as learned from Mary Anderson, honorary chai-wallah 
of Dui Number Rail Gate, Dum Dum Cantonment, Kolkata 

  1. Bring to boil equal parts milk and water
  2. Add a few cloves, cinnamon sticks and cardamom
  3. Add 2-3 handfuls of tea and 2 handfuls of sugar 
  4. Strain before the tea gets bitter 

Saturday, 22 October 2011

"And so they compel me now, 
my heart-thoughts, to try for myself
the high seas, the tossing salt streams;
my heart's desire urges my spirit
time and time again to travel, so that I might seek far from here a foreign land."
"The Seafarer", Exeter Book Elegies 

Friday, 7 October 2011


I fondly remember how shocked many of my friends and family were when I told them about the packing requirements for the Trek, which consisted of the following:

My faithful travelling companions: these bags have taken me from Italy to India! 
Speaking of faithful travelling companions, I haven't introduced you to my placement partner, Thomas Bell.

During our time in India we traveled in pairs (or in Paige, Oliver and Vanessa's case, a trio!) to our placements every day. Thomas is from Texas, and had recently graduated; his coming to India was a long and  grace-filled process that I don't think he expected. But nevertheless, I am certain that it wasn't a mistake and that God brought him there for reasons none of us might understand.

Left to right: Mary, Leah, Thomas, Vanessa, me! On the roof of our apartment. 

When Thomas and I said our goodbyes to the children and youth of the Promod Nagher slum they had bought us both goodbye gifts- they were these beautiful framed coloured glass pictures that had a layer of glitter behind the image, and sealed in a plastic frame with a cardboard backing. The one they gave me was an image of a vase of flowers, and Thomas was given one of the Taj Mahal, considered a lasting monument of love. 

When we were packing, nether of us thought to pack it in our carry-ons...and to our dismay when we opened our bags at debrief in LA, both the frames had shattered into little pieces, and the glitter now lined both of our bags.

I kept a few pieces of the glass and cleaned out the glitter as much as I could after that.
I've used that backpack a couple times after Kolkata, and still, despite my efforts, there lie traces of glitter lingering on the lining of my bag.

It's gotten to the point at which I pull a shirt out of my bag, and I'll be wearing glittery clothing all day.

I used to be annoyed at the fact that I would be constantly shiny (Leah, this reminds me of that time you asked all of us whether we'd prefer to have flowers or glitter come out whenever we farted! Ahahahaha)
but now I appreciate the glitter, because it reminds me not to forget that I went to Kolkata and met those wonderful children that gave me that gift.

As the weeks go by and schoolwork piles up, Kolkata starts to seem like a far off and hazy dream. During a Skype conversation last week, Thomas mentioned that sometimes it feels like we never went. The thought terrifies me, but sometimes it does feel like that. And I don't want it to.

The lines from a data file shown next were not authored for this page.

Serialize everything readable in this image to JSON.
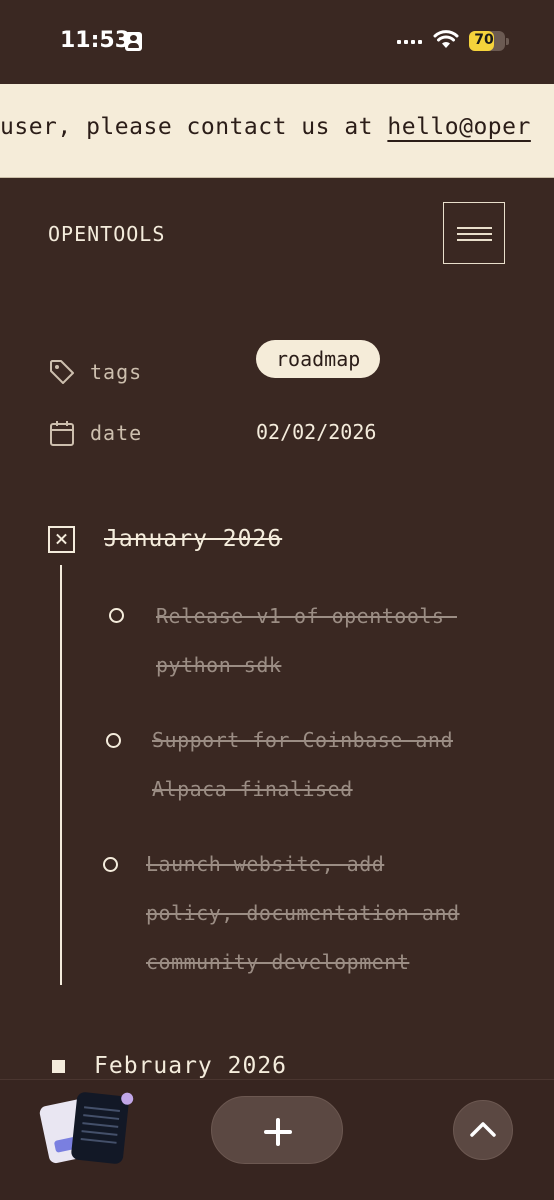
{
  "status_bar": {
    "time": "11:53",
    "battery": "70",
    "battery_level": 0.7,
    "icons": [
      "person-id-icon",
      "signal-dots-icon",
      "wifi-icon",
      "battery-icon"
    ]
  },
  "banner": {
    "text_before": "user, please contact us at ",
    "email": "hello@oper"
  },
  "header": {
    "logo": "OPENTOOLS",
    "menu_icon": "hamburger-menu-icon"
  },
  "meta": {
    "tags_label": "tags",
    "tag": "roadmap",
    "date_label": "date",
    "date": "02/02/2026"
  },
  "roadmap": {
    "month1": {
      "title": "January 2026",
      "items": [
        [
          "Release v1 of opentools-",
          "python-sdk"
        ],
        [
          "Support for Coinbase and",
          "Alpaca finalised"
        ],
        [
          "Launch website, add",
          "policy, documentation and",
          "community development"
        ]
      ]
    },
    "month2": {
      "title": "February 2026"
    }
  },
  "bottom_bar": {
    "tabs_icon": "tab-switcher-icon",
    "new_tab_icon": "plus-icon",
    "scroll_up_icon": "chevron-up-icon"
  },
  "colors": {
    "background": "#3a2822",
    "cream": "#f5ecd9",
    "muted_text": "#9b8d84",
    "battery": "#f5d33b"
  }
}
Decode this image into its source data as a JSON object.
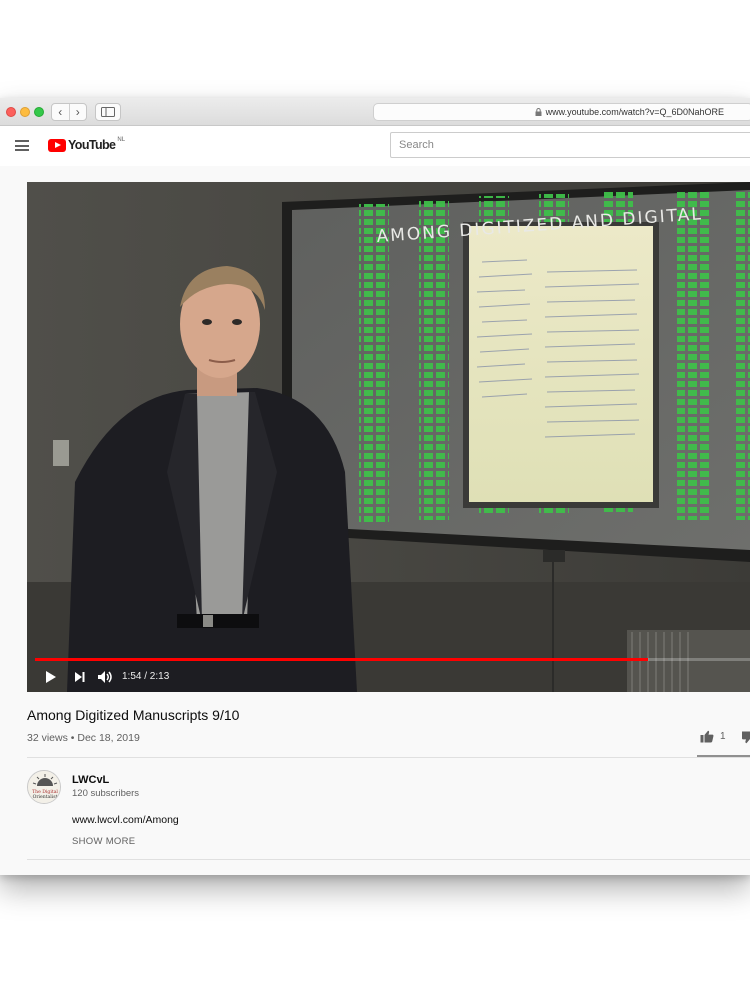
{
  "browser": {
    "url": "www.youtube.com/watch?v=Q_6D0NahORE",
    "back_glyph": "‹",
    "forward_glyph": "›",
    "lock_icon": "lock-icon"
  },
  "header": {
    "logo_text": "YouTube",
    "country_code": "NL",
    "search_placeholder": "Search"
  },
  "player": {
    "current_time": "1:54",
    "duration": "2:13",
    "time_display": "1:54 / 2:13",
    "progress_fraction": 0.857,
    "slide_title": "AMONG DIGITIZED AND DIGITAL"
  },
  "video": {
    "title": "Among Digitized Manuscripts 9/10",
    "meta": "32 views • Dec 18, 2019",
    "like_count": "1"
  },
  "channel": {
    "name": "LWCvL",
    "subscribers": "120 subscribers",
    "avatar_text_1": "The Digital",
    "avatar_text_2": "Orientalist",
    "description": "www.lwcvl.com/Among",
    "show_more": "SHOW MORE"
  },
  "colors": {
    "brand_red": "#ff0000",
    "progress_red": "#ff0000",
    "slide_green": "#3fbf4a"
  }
}
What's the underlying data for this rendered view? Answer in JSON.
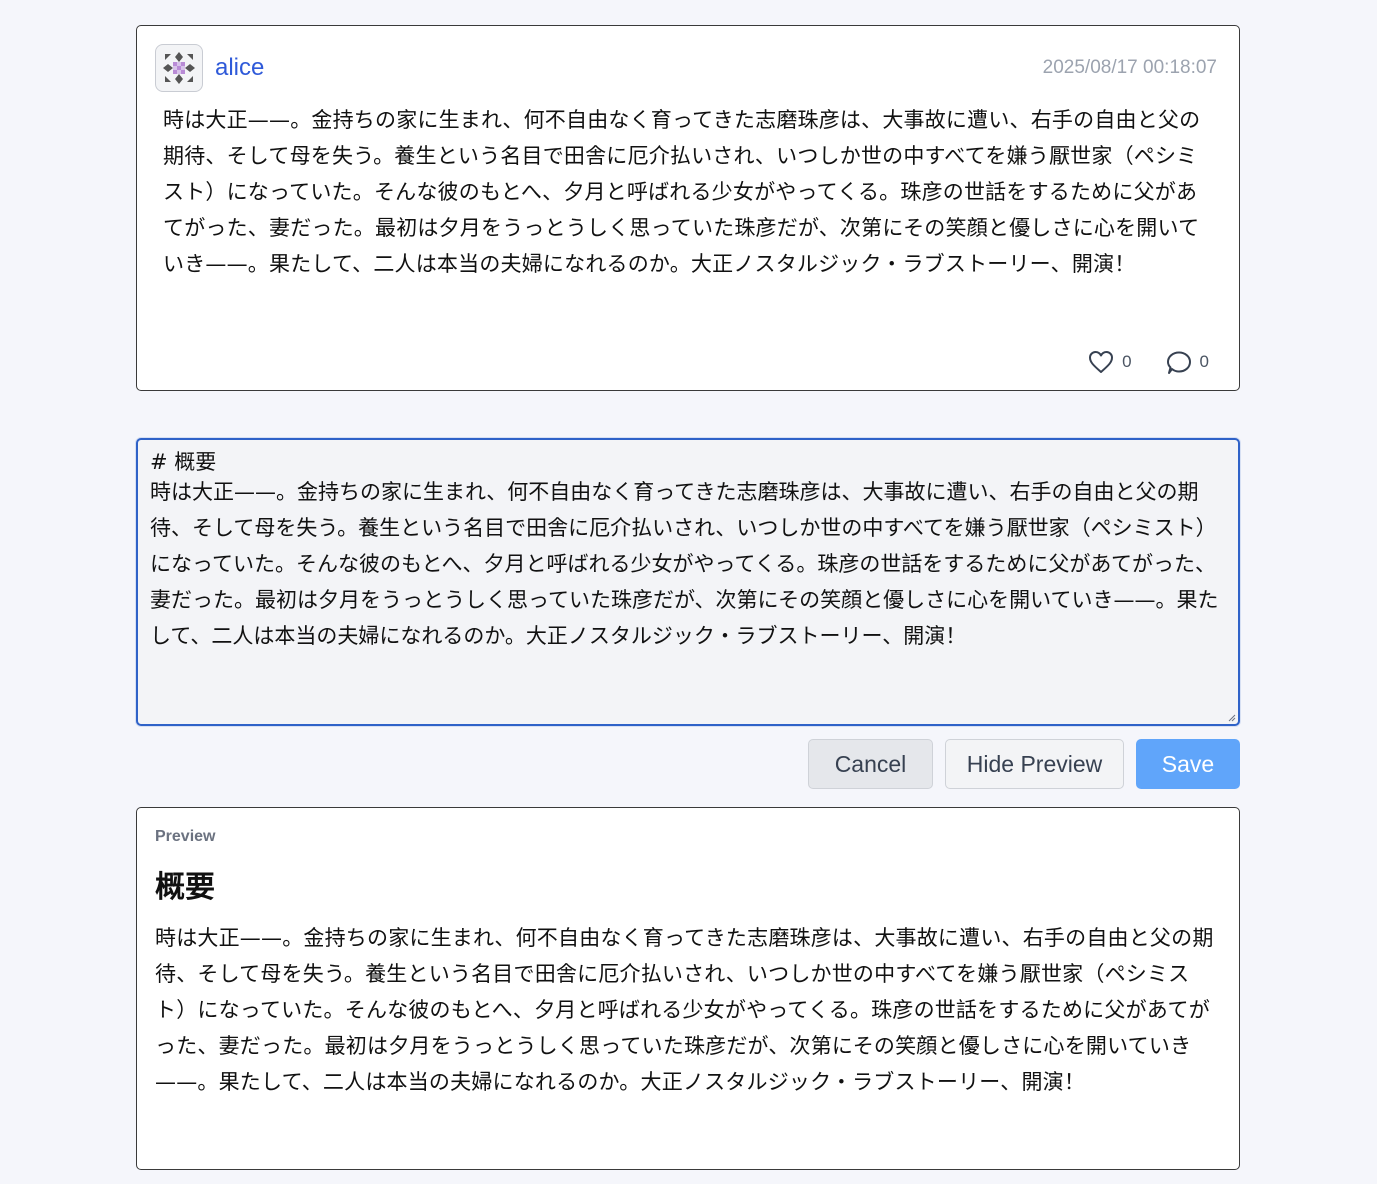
{
  "post": {
    "username": "alice",
    "timestamp": "2025/08/17 00:18:07",
    "body": "時は大正——。金持ちの家に生まれ、何不自由なく育ってきた志磨珠彦は、大事故に遭い、右手の自由と父の期待、そして母を失う。養生という名目で田舎に厄介払いされ、いつしか世の中すべてを嫌う厭世家（ペシミスト）になっていた。そんな彼のもとへ、夕月と呼ばれる少女がやってくる。珠彦の世話をするために父があてがった、妻だった。最初は夕月をうっとうしく思っていた珠彦だが、次第にその笑顔と優しさに心を開いていき——。果たして、二人は本当の夫婦になれるのか。大正ノスタルジック・ラブストーリー、開演！",
    "likes": "0",
    "comments": "0"
  },
  "editor": {
    "heading_line": "# 概要",
    "body": "時は大正——。金持ちの家に生まれ、何不自由なく育ってきた志磨珠彦は、大事故に遭い、右手の自由と父の期待、そして母を失う。養生という名目で田舎に厄介払いされ、いつしか世の中すべてを嫌う厭世家（ペシミスト）になっていた。そんな彼のもとへ、夕月と呼ばれる少女がやってくる。珠彦の世話をするために父があてがった、妻だった。最初は夕月をうっとうしく思っていた珠彦だが、次第にその笑顔と優しさに心を開いていき——。果たして、二人は本当の夫婦になれるのか。大正ノスタルジック・ラブストーリー、開演！"
  },
  "buttons": {
    "cancel": "Cancel",
    "hide_preview": "Hide Preview",
    "save": "Save"
  },
  "preview": {
    "label": "Preview",
    "title": "概要",
    "body": "時は大正——。金持ちの家に生まれ、何不自由なく育ってきた志磨珠彦は、大事故に遭い、右手の自由と父の期待、そして母を失う。養生という名目で田舎に厄介払いされ、いつしか世の中すべてを嫌う厭世家（ペシミスト）になっていた。そんな彼のもとへ、夕月と呼ばれる少女がやってくる。珠彦の世話をするために父があてがった、妻だった。最初は夕月をうっとうしく思っていた珠彦だが、次第にその笑顔と優しさに心を開いていき——。果たして、二人は本当の夫婦になれるのか。大正ノスタルジック・ラブストーリー、開演！"
  },
  "icons": {
    "avatar": "identicon-avatar",
    "like": "heart-icon",
    "comment": "comment-bubble-icon"
  },
  "colors": {
    "accent": "#2f5ad9",
    "editor_border": "#2f62c8",
    "save_button": "#60a5fa"
  }
}
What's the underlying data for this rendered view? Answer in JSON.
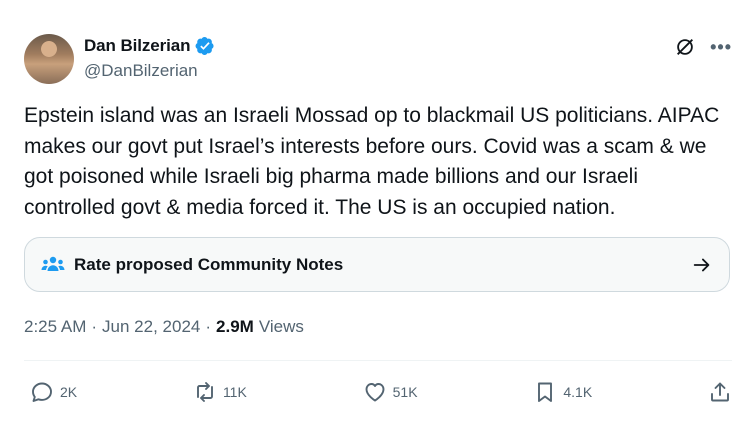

But then, as I'm sitting in my ergonomically-designed chair, one of 500 others, in the air-conditioned lecture hall listening to my professor talk about Anglo-Saxon culture and the analysis of Medieval poetry, my mind drifts and I begin to see Kolkata again. I can feel the sticky heat, smell the exhaust, and taste the chai again. I see the traffic congesting into a mass of swirling, chaotic vehicles, and can hear the ever-present honking. I feel the floor of our apartment rumble as the train blows by, and the taste of the dhaal and rice Supriya made for us.

I miss these three like crazy. Keah, Jaya, and Beena. 
I'm reminded of the grace and love our Indian friends showed us endlessly, and the children I played Stella-Ella-Olla with roughly a hundred times. My heart aches as I remember and wonder when I'll go back.